What is the biggest issue facing country music in 2023?

Whether the commendable steps taken to broaden country music continue in 2023 — or begin to fade. A backlash seems to always set in whenever progress is made, and no doubt there are those in the country audience tired of hearing about diversity and inclusion. Those people fail to understand that by embracing those issues, you have a chance to hear a much wider, more intriguing menu of music. —Ron Wynn

Black artists still really have to tiptoe around in country music. —Amanda Haggard

Saying nothing about country’s unbearable whiteness merely encourages extremists (and the people they mobilize) to lay claim to a tradition that belongs to everyone. When mainstream country orgs only make halfhearted gestures at diversity, historically marginalized artists only become more alienated. —Rachel Cholst

Monopolistic control over venues and touring is not just a problem in country music, but the genre has a lot to lose if fans distrust the ticketing process or are priced out of live shows. —Kristin Hall

Look at critics’ lists of best albums for 2022 or the main categories at the Grammys, and you’ll see mainstream country is largely left out. Lack of musical innovation and an insistence to never challenge far-right fans’ views is rendering commercial country music irrelevant to the rest of the world. —Hunter Kelly

The continuing need to broaden who and what is considered “country” and to recognize that the best music comes from artists who are putting one foot in the past and one foot in the future. This is about making an actual effort to expand the field of who benefits from mainstream resources as well as avoiding the poisonous language of musical purism. —Charles L. Hughes

The fracturing of the genre into two halves — one of which I am worried is a little too self-serious, and one of which I feel is complicit in murderous violence against queer and trans folks. When casual racism and homophobia are rewarded, that tightens and narrows what the genre might support in the next few years — while some of the best music created in decades gets pushed to the outer edges. —Steacy Easton

What is the biggest hurdle to making important changes in the industry in 2023?

For the past two years, the focus has been inclusion and diversity, and then this year, it felt as if everyone said, “Whew, glad we solved that!” I hope the industry as a whole (not just the usual suspects who do a lot of the work) takes a real, unflinching look at itself and figures out how to be truly diverse and inclusive.

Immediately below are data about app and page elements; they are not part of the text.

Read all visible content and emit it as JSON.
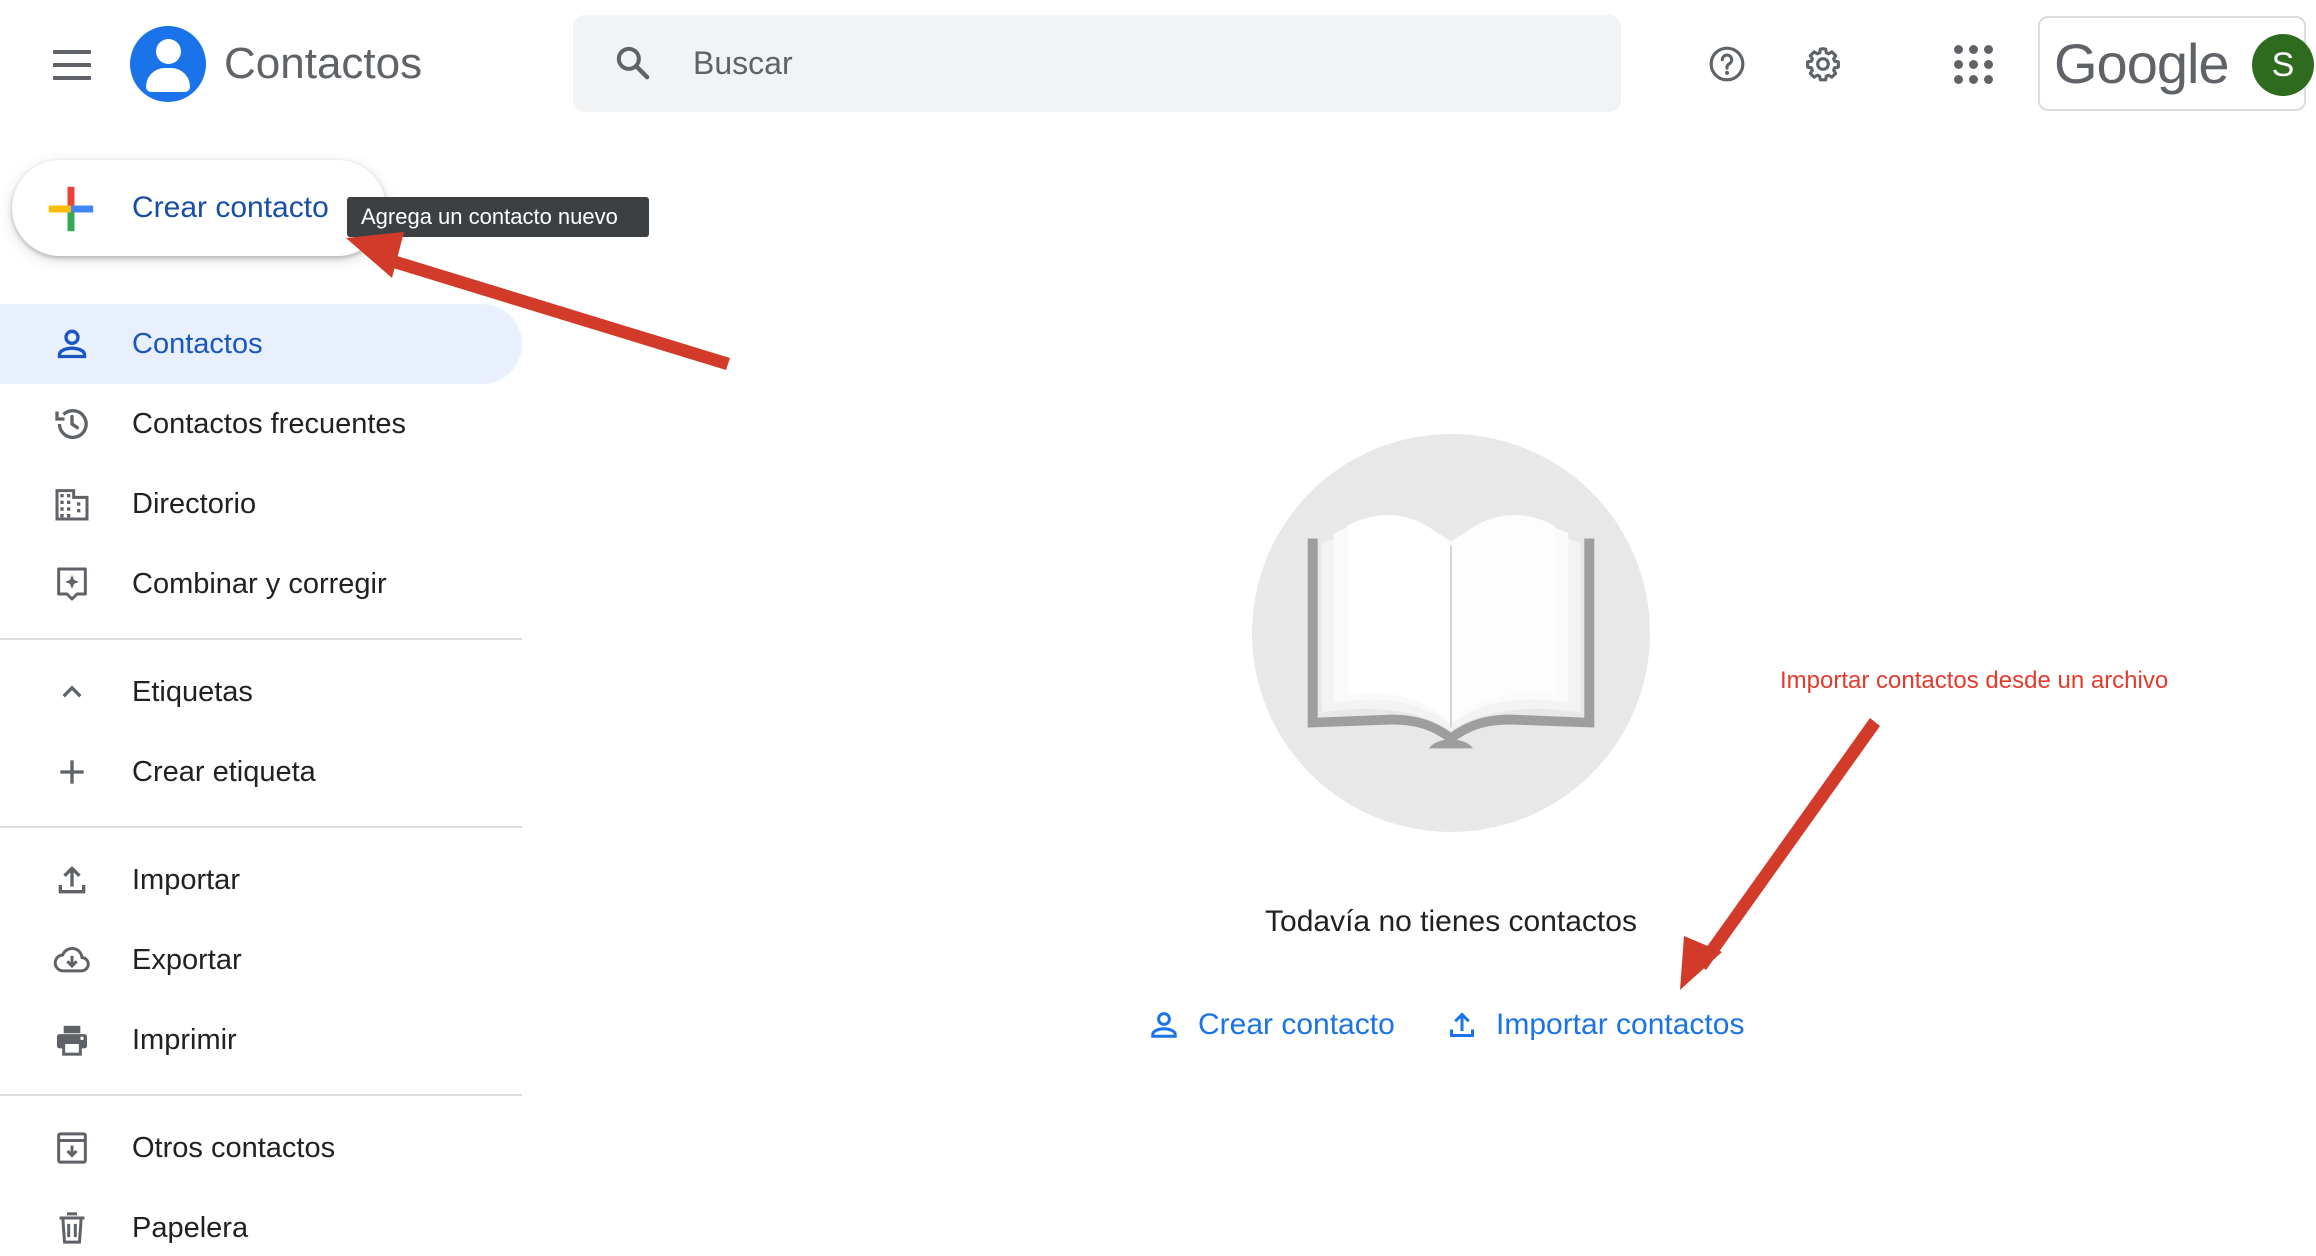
{
  "header": {
    "app_title": "Contactos",
    "search_placeholder": "Buscar",
    "brand": "Google",
    "avatar_initial": "S",
    "icons": [
      "menu-icon",
      "contacts-logo-icon",
      "search-icon",
      "help-icon",
      "settings-icon",
      "apps-grid-icon"
    ]
  },
  "create_button": {
    "label": "Crear contacto",
    "tooltip": "Agrega un contacto nuevo"
  },
  "sidebar": {
    "items": [
      {
        "label": "Contactos",
        "icon": "person-icon",
        "active": true
      },
      {
        "label": "Contactos frecuentes",
        "icon": "history-icon"
      },
      {
        "label": "Directorio",
        "icon": "building-icon"
      },
      {
        "label": "Combinar y corregir",
        "icon": "merge-sparkle-icon"
      },
      {
        "label": "Etiquetas",
        "icon": "chevron-up-icon"
      },
      {
        "label": "Crear etiqueta",
        "icon": "plus-icon"
      },
      {
        "label": "Importar",
        "icon": "upload-icon"
      },
      {
        "label": "Exportar",
        "icon": "cloud-download-icon"
      },
      {
        "label": "Imprimir",
        "icon": "printer-icon"
      },
      {
        "label": "Otros contactos",
        "icon": "archive-icon"
      },
      {
        "label": "Papelera",
        "icon": "trash-icon"
      }
    ]
  },
  "empty_state": {
    "title": "Todavía no tienes contactos",
    "create_label": "Crear contacto",
    "import_label": "Importar contactos"
  },
  "annotation": {
    "text": "Importar contactos desde un archivo",
    "color": "#e53a2a"
  },
  "colors": {
    "accent": "#1a73e8",
    "active_bg": "#e8f0fe",
    "avatar_bg": "#2e6b1f"
  }
}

Changing hiring and promotion practices as well as decisions on who really gets a seat at the table is key, because who’s making the calls is more important than who’s singing the songs. Also, making sure that diverse hires aren’t going to just uphold the status quo is extremely important. A yes man is a yes man. —Rissi Palmer

Not making changes and not having hard conversations led to Morgan Wallen’s runaway success. The bottom line is booming, so no one in power actually checks Jason Aldean’s fascist wife for fear of alienating a core artist. They’ll keep trying to pretend everything is fine to keep the money rolling in. —Hunter Kelly

The notion that authenticity means narrowing scope. By acting as though it were the ’40s or the ’50s, country always risks acting like the rigid, narrow, restrictive music its detractors claim it is, instead of the varied, compelling sound that it’s always been at its best. —Ron Wynn

At this point, I’m pretty sure people are scared to put their money where their mouth is. They are also afraid to admit when they are not the right people to make these changes. I hope industry leaders understand this about themselves and empower people with the skills and know-how to take leadership roles — if not the outright leadership role — in their organizations. —Rachel Cholst

Can’t decide if it’s those music bizzers and fans who want country to stay de facto Jim Crow. Or if it’s those good folks who believe country must change but lack any real sense of, you know, urgency about it. Flip a coin. It’ll come up white people either way. —David Cantwell

We talk with Chapel Hart, discuss the intersection of trans rights and roots music, take a deep dive into data and more